The problem
Filter the entries, keeping every line with the word "kind".

Provided records
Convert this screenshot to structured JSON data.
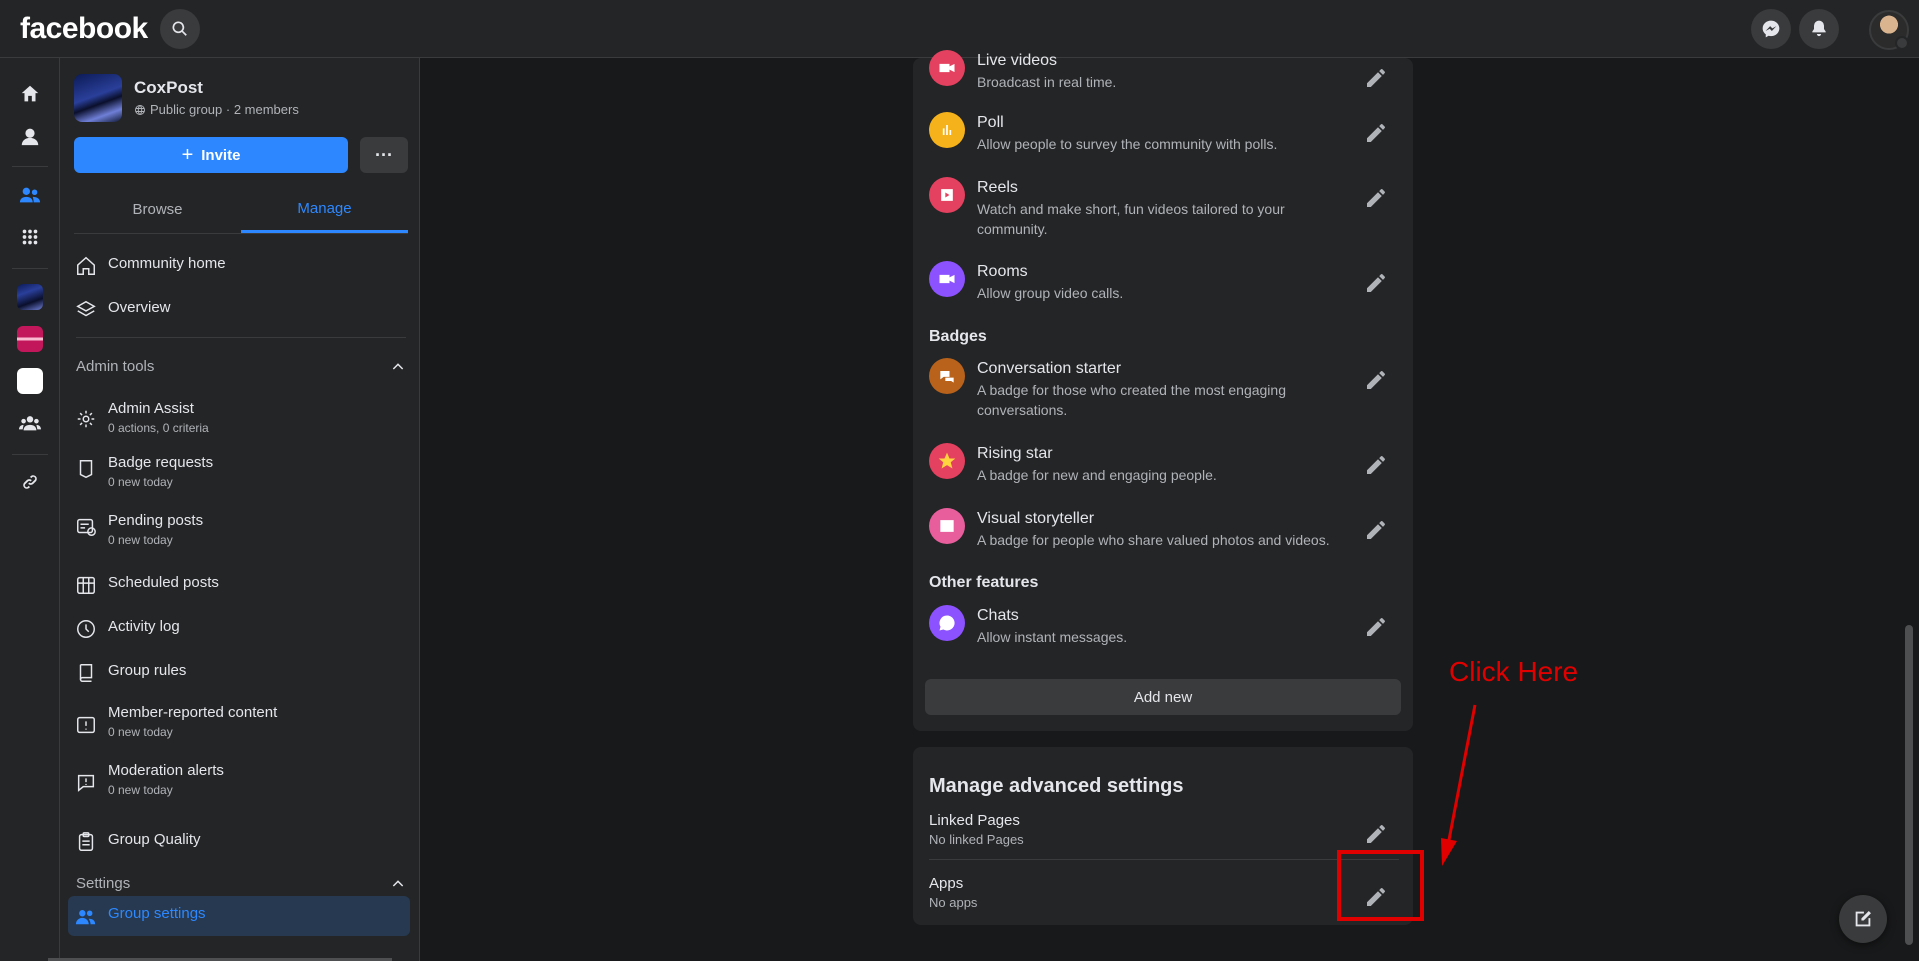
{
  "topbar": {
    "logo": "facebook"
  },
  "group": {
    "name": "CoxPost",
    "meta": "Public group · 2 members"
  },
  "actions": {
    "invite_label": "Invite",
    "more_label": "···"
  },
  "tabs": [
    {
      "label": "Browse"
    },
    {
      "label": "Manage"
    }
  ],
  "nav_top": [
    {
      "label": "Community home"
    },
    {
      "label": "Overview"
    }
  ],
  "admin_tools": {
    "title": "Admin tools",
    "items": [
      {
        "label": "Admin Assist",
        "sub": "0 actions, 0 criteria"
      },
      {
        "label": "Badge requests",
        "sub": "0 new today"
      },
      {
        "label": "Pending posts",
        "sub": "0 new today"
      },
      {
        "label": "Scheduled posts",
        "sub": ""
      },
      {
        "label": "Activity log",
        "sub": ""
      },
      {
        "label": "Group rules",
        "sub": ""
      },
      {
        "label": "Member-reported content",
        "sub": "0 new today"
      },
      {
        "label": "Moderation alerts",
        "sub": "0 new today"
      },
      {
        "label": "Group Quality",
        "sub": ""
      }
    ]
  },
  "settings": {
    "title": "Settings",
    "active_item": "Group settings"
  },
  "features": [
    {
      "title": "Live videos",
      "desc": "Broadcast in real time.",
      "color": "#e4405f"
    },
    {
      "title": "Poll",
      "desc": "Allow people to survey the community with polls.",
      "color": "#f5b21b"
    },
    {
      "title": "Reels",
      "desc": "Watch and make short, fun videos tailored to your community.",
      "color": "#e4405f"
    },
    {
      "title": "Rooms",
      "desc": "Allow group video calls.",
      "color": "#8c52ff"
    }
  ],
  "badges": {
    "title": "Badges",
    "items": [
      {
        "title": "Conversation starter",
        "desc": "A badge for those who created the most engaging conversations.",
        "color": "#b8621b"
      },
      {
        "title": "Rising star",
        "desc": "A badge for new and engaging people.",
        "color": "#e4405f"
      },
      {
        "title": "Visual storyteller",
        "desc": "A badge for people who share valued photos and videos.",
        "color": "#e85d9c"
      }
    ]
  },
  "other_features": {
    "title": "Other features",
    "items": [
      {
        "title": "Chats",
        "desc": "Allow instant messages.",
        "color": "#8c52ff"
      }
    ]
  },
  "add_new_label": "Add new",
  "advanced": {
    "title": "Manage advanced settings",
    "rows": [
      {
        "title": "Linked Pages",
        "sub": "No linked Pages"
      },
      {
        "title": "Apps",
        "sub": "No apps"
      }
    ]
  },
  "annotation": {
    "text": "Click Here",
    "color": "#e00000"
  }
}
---
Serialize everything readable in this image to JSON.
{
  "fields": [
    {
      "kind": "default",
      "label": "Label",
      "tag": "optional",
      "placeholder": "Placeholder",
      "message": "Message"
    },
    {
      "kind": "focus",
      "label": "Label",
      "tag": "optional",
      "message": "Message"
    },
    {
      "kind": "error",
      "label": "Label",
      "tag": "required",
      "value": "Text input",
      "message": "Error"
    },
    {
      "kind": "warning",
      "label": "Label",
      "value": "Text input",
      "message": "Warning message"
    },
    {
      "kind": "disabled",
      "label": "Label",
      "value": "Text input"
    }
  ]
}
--
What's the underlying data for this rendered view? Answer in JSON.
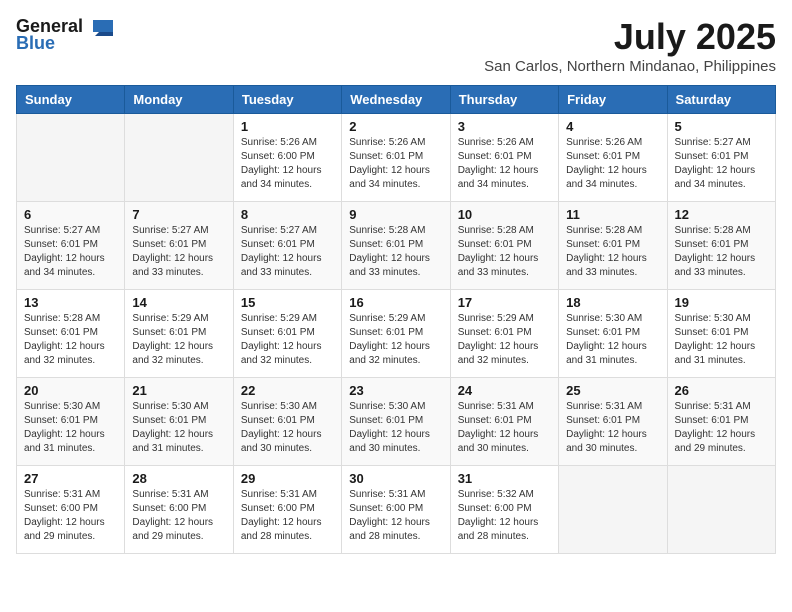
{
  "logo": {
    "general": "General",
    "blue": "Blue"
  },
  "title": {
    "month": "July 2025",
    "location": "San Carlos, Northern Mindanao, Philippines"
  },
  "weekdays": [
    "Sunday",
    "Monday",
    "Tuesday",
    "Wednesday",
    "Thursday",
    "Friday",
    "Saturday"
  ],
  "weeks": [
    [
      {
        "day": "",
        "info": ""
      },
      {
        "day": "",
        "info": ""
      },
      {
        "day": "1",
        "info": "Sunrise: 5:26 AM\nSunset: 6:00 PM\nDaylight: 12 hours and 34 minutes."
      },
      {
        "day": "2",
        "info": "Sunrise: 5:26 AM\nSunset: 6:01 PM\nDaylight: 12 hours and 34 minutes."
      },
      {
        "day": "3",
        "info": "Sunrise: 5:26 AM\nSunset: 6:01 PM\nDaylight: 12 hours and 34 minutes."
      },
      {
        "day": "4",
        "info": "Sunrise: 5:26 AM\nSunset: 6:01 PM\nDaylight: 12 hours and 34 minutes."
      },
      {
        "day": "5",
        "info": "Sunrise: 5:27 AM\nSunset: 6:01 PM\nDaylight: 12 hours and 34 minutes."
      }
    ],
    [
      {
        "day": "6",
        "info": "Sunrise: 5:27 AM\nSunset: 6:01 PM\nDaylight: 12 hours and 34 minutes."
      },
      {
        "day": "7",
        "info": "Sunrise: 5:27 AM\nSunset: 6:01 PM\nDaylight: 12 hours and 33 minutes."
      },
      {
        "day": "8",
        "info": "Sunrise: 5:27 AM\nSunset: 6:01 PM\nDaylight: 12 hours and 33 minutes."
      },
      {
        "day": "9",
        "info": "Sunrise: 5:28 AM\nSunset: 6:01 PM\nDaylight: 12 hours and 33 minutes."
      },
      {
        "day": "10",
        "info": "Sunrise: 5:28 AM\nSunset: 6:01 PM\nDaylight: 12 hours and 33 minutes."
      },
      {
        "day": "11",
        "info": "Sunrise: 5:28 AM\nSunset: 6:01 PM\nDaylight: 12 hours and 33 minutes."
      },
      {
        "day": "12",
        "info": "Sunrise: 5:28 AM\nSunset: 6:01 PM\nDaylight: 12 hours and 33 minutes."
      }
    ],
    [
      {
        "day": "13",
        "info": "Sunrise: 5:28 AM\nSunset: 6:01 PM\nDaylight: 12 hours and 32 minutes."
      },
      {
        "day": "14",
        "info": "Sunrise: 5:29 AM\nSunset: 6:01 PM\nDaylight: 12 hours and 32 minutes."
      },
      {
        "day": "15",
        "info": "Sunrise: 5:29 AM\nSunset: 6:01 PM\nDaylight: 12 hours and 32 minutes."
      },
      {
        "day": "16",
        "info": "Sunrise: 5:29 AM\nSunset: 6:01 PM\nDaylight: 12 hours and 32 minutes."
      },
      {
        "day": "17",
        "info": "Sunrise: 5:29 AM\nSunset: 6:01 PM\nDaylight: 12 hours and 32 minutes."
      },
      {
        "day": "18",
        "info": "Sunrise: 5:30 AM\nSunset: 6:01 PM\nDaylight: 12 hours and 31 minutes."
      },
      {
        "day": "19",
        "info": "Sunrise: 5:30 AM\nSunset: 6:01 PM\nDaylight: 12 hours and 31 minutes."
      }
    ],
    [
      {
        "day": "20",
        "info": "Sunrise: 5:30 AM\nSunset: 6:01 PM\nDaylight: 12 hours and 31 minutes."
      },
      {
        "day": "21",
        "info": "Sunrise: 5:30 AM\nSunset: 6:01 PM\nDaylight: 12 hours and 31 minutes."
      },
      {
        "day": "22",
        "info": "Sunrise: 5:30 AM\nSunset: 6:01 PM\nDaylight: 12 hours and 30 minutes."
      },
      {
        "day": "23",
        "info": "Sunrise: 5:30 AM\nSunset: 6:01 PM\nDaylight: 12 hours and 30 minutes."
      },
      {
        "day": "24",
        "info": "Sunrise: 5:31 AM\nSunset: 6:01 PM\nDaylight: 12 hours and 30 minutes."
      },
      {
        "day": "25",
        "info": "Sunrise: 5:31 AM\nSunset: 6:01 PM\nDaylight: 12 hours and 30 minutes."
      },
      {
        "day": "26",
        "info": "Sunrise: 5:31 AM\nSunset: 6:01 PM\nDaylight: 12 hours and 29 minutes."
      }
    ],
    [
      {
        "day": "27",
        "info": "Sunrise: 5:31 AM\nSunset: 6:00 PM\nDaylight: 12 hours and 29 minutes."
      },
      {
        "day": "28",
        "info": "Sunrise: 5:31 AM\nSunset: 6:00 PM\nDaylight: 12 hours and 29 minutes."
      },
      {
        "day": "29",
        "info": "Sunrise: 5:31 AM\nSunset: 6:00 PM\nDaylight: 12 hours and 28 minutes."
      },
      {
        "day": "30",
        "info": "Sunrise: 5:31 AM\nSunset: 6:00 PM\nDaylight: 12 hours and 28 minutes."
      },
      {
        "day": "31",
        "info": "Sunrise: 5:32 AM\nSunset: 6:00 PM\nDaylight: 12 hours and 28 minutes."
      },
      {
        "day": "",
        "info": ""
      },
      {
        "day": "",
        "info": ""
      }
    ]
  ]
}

Response to the task
      "kind": "default",
      "kind": "focus",
      "kind": "error",
      "kind": "warning",
      "kind": "disabled",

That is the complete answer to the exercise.